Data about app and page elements
+===+
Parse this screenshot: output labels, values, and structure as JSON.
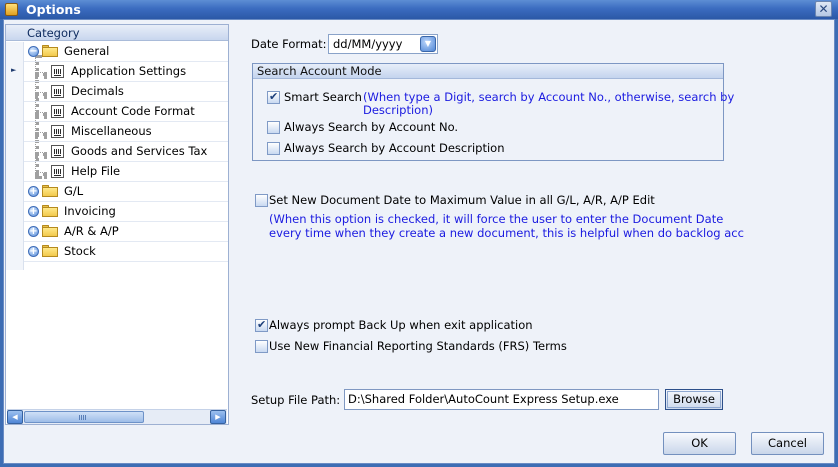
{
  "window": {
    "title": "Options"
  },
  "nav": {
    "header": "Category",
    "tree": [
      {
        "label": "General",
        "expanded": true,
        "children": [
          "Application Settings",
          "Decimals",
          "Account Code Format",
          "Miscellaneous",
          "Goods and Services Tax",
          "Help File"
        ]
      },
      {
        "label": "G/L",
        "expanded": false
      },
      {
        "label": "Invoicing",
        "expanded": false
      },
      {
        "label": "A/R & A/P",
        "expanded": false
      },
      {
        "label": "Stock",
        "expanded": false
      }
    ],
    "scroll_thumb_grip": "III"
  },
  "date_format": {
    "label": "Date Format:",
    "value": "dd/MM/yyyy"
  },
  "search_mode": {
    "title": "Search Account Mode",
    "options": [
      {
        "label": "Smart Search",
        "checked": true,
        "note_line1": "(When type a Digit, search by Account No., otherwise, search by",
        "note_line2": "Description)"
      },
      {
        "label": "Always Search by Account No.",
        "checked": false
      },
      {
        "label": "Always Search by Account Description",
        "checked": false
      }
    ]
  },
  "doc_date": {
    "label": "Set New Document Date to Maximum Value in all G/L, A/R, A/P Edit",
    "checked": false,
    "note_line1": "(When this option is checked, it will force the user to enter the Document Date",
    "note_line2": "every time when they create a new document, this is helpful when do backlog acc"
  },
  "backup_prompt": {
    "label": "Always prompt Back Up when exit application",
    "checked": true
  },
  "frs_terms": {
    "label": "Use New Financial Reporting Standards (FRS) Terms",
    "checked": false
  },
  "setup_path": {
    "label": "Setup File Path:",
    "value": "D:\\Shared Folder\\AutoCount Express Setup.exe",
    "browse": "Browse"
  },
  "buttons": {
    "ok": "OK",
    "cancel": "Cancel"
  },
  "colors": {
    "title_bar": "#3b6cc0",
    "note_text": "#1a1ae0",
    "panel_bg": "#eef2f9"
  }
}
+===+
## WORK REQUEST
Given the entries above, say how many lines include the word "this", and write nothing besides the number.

## RESPONSE
3